**Required work**
Copy every line in the records below that contains the word "here".

**Extracted records**
%%

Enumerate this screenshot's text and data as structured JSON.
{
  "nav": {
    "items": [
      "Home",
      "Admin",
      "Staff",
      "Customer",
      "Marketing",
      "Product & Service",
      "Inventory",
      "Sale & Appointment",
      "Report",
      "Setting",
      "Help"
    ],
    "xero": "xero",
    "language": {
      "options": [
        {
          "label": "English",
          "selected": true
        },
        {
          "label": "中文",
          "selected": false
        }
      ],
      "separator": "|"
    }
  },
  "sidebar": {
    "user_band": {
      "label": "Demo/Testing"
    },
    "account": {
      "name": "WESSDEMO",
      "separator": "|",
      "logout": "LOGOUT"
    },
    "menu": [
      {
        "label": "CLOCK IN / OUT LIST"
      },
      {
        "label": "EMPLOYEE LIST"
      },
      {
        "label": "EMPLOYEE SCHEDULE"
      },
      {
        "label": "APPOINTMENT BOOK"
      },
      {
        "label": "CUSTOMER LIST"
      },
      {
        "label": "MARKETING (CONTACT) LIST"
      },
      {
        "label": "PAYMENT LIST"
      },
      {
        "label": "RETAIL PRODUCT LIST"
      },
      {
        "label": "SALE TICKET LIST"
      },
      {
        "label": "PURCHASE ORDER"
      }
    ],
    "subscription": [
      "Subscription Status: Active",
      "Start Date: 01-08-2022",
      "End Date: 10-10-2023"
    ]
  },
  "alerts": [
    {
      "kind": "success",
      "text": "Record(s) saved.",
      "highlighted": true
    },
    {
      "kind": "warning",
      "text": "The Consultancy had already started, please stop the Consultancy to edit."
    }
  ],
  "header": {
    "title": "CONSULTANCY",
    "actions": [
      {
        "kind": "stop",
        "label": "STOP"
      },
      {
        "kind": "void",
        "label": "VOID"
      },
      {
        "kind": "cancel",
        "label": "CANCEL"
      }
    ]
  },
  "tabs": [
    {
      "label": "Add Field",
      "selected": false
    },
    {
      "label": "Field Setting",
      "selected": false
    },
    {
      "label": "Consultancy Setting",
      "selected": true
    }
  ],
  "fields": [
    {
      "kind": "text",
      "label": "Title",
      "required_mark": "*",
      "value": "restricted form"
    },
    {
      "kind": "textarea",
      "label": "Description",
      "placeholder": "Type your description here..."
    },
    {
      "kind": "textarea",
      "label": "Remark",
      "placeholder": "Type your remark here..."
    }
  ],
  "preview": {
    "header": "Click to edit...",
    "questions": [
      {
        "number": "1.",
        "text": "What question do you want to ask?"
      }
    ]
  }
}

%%

**Response**
      "placeholder": "Type your description here..."
      "placeholder": "Type your remark here..."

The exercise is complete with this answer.